Excerpts from an interface dataset:
BEGIN
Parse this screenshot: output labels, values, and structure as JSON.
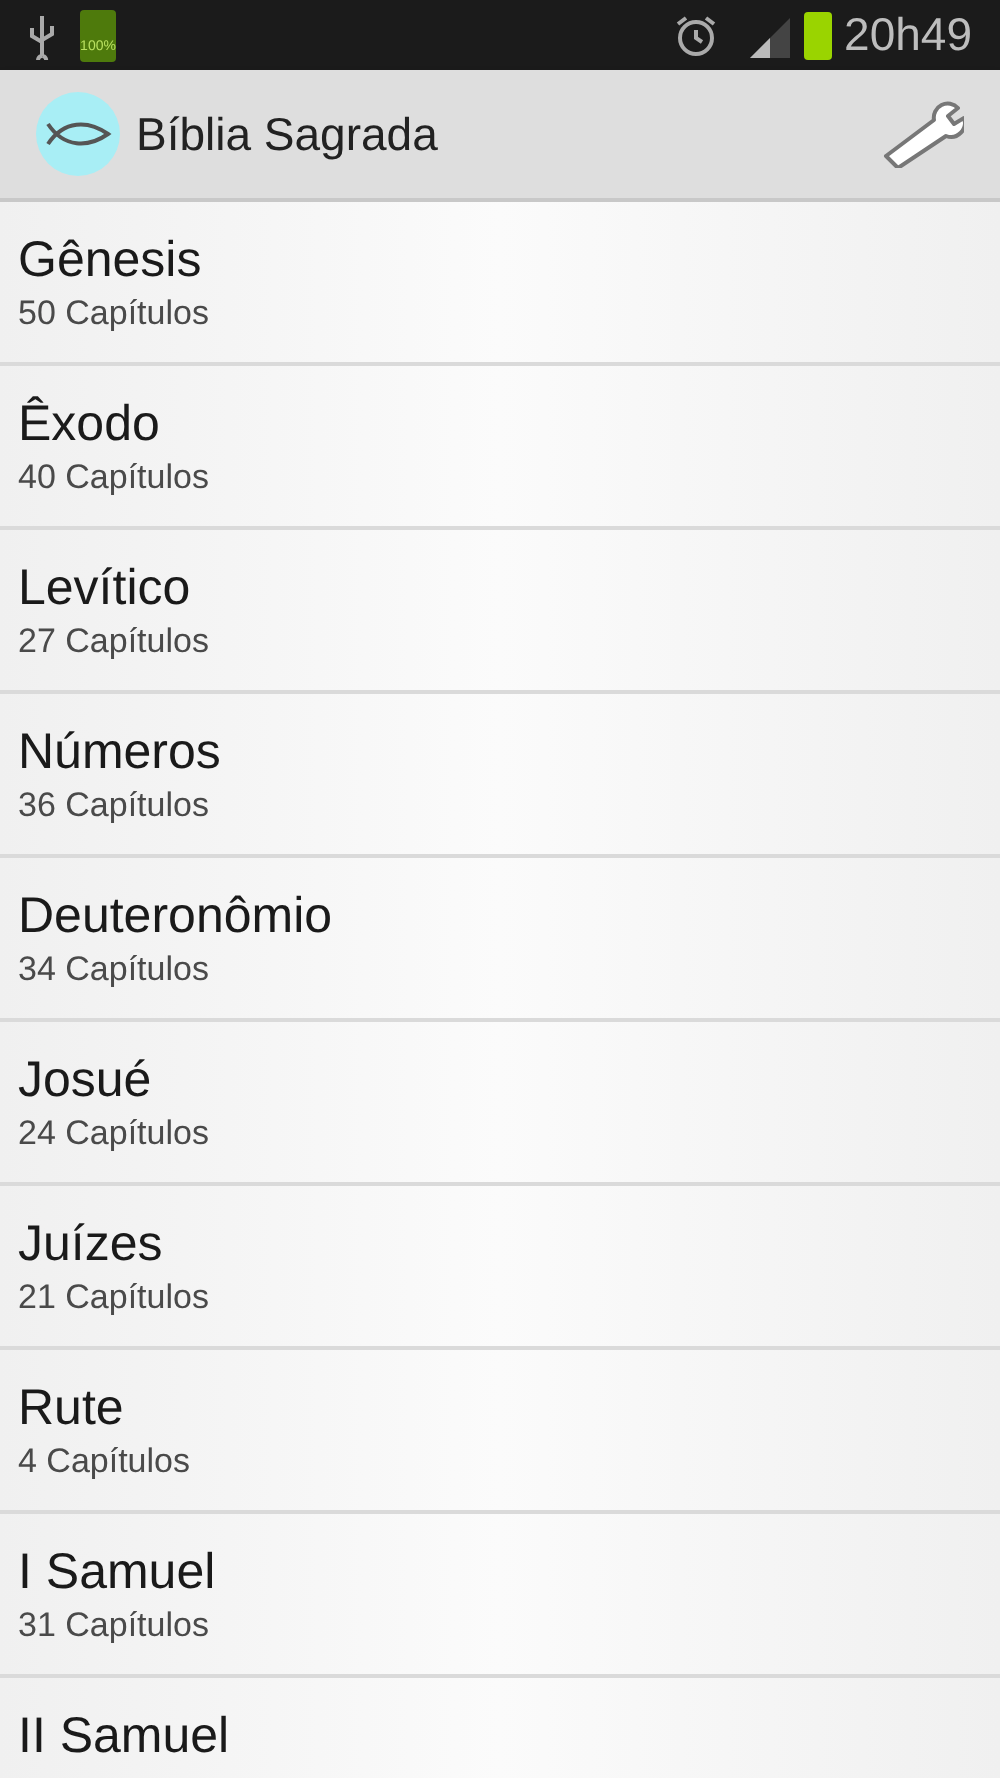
{
  "status_bar": {
    "battery_label": "100%",
    "time": "20h49"
  },
  "app_bar": {
    "title": "Bíblia Sagrada"
  },
  "books": [
    {
      "name": "Gênesis",
      "chapters": "50 Capítulos"
    },
    {
      "name": "Êxodo",
      "chapters": "40 Capítulos"
    },
    {
      "name": "Levítico",
      "chapters": "27 Capítulos"
    },
    {
      "name": "Números",
      "chapters": "36 Capítulos"
    },
    {
      "name": "Deuteronômio",
      "chapters": "34 Capítulos"
    },
    {
      "name": "Josué",
      "chapters": "24 Capítulos"
    },
    {
      "name": "Juízes",
      "chapters": "21 Capítulos"
    },
    {
      "name": "Rute",
      "chapters": "4 Capítulos"
    },
    {
      "name": "I Samuel",
      "chapters": "31 Capítulos"
    },
    {
      "name": "II Samuel"
    }
  ]
}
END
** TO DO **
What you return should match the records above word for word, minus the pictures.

** OUTPUT FOR THIS TASK **
Parse this screenshot: output labels, values, and structure as JSON.
{
  "status_bar": {
    "battery_label": "100%",
    "time": "20h49"
  },
  "app_bar": {
    "title": "Bíblia Sagrada"
  },
  "books": [
    {
      "name": "Gênesis",
      "chapters": "50 Capítulos"
    },
    {
      "name": "Êxodo",
      "chapters": "40 Capítulos"
    },
    {
      "name": "Levítico",
      "chapters": "27 Capítulos"
    },
    {
      "name": "Números",
      "chapters": "36 Capítulos"
    },
    {
      "name": "Deuteronômio",
      "chapters": "34 Capítulos"
    },
    {
      "name": "Josué",
      "chapters": "24 Capítulos"
    },
    {
      "name": "Juízes",
      "chapters": "21 Capítulos"
    },
    {
      "name": "Rute",
      "chapters": "4 Capítulos"
    },
    {
      "name": "I Samuel",
      "chapters": "31 Capítulos"
    },
    {
      "name": "II Samuel"
    }
  ]
}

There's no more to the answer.